In one of our earlier articles we have discussed – How to Take Infrared Photos Without Modifying Your Digital Camera. However there was a minimum requirement of a DSLR and an Infrared filter. Not every one of us posses these accessories and as is everything else related to photography; they are pricey. So here in this article we will discuss about attempting infrared photography the DIY route using a point and shoot digital camera.
|infrared photography with point and shoot camera|
Most digital cameras have sensors which are sensitive to infra-red light; however they also do feature a filter in front of the sensor whose sole purpose is to filter out infrared radiation from the light entering the sensor. This is done so as to prevent infra-red rays from deteriorating the quality of the pictures captured. But it is to be noted that even with the filter on; the cameras are still capable of recording infrared rays the sensitivity of the sensor to infrared rays will however be inversely proportional to the density of the blocking filter used in the camera. So it should be now clear to you that different digital cameras have different levels of sensitivity to infrared rays.

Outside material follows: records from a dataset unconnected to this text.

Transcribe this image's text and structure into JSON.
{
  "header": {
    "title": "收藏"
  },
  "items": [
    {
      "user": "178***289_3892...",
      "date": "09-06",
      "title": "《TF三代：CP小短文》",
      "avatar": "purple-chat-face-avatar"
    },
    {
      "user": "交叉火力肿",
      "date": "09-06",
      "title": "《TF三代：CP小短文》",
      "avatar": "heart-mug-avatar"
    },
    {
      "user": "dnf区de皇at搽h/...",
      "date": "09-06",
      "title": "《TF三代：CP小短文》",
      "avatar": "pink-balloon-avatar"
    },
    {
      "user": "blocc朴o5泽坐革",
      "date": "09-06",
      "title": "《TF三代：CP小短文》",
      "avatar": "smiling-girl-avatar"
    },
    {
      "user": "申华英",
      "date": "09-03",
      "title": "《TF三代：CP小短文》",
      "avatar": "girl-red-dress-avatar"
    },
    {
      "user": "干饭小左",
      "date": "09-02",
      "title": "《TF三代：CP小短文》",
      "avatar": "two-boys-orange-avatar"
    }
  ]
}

The Trick to Shoot Infrared
The actual trick we employ so as to counter the effects of the digital cameras in built infrared blocking filters effect is to use yet another filter in front of the lens which will cut off all visible light and only let infra-red rays pass. We will soon see how to make such a filter ourselves.
Checking the Digital Camera’s Infrared Sensitivity
As our aim is to shoot infrared pictures, the more sensitive the camera is to infrared the better. To check the sensitivity first thing we need will a source emitting infrared rays; most remote controls for house hold electronic appliances use infrared rays. So get hold of a TV or similar remote, point it towards your digital camera and either observe through the LCD screen or take a picture. The following example shows cameras with different levels of infra red sensitivity.
|checking infrared sensitivity of digital cameras|
The picture in the right side top shows lower and the picture in the right side bottom show higher sensitivity towards infrared rays. So camera number two will be a better candidate for infra red photography.
Essential Supplies for DIY Infrared Filter
We only need certain easily obtainable things for our diy infrared filter. An unexposed, developed slide film will be needed to act as the filter. And we will require a small piece of black chart paper to make an attachment that would fit the digital camera lens. A pair of scissors to cut and shape the chart paper and a roll of black insulation tape is all we need to make our very own infrared filter.
|accessories for infrared photography|
Making the DIY Infrared Filter and Holder
Make a cylinder by rolling the chart paper, the size of the cylinder is critical, it should be neither tight nor loose. If it is tight, you might end up damaging your camera’s auto focus drive and if it is loose it will fall off or it will let light leaks happen. Once you have rolled the paper, make tiny slits on the front end and fold them in to make a holder for the filter.
|exposed and developed slide film to make infrared filter|
Cut out the unexposed, developed slide film (which is black, usually found on the end of slides) so as to fit the cylinder we just made using chart paper. It should fit snugly into the tube, so that it doesn’t come off easily. You might want to make a couple more of these as you will need to stack more than one filter to get the desired effect. Now that you have your infra red filter ready it’s time to give it a try.
|diy infrared filter|
Shooting Infra red Photographs
The best time to shoot infra red is when sun is at its peak. As we have already mentioned that the infra red filter we made will effectively cut off most of the visible light from entering the camera. So we are actually aiming to capture the infra red rays emitted by the living things which include plants and animals; which will result in very bright clouds and also the foliage appearing white.
|point and shoot infrared|
- Even in bright sunlight we will require extremely long exposure times so using a tripod or any other stable place to hold your camera steadily is important.
- Disable auto ISO selection and Set ISO to ISO 100
- Set your camera's white balance to any mode other than Auto White Balance.
- Set the camera’s shooting mode to Black and White
- Use your camera’s timer to prevent shake when pressing the shutter.
Certain Features I Wish My Camera Had
There are certain features which will be immensely helpful; but some cameras have it and some don’t, for example Manual Focus and Manual Exposure Control, Custom White Balance, and RAW Shooting. The point and shoot camera I had with me unfortunately did not have these features. And I found it very limiting as no matter which mode I select, the camera will always select the widest aperture (f/2.8 in my case). I would have preferred to use a narrow aperture of f/11 or f/16 which will enable me to shoot using longer shutter speeds and also increase the depth of field in the shots. I ended up shooting at f/2.8 but managed to extend shutter speeds a bit more by adding another layer of filter material to my set up.
Second problem was that of manual focus I tried the method of half click, obtain focus, place the filter and then press down fully to take the shot. But this strategy didn’t work as the camera locked the exposure down at half press and used those settings even with the filter so I got a complete black frame. And when I attached the filter to the lens and then released the shutter using the timer I could see the camera clearly struggling with focus and I had no clue where it has locked.
The picture given at the top of this article is of the light house located near my house in Alappuzha, shot with a Sony Cybershot DSC-S780.
Exif Data: 1 second, f/2.8 @ ISO 100.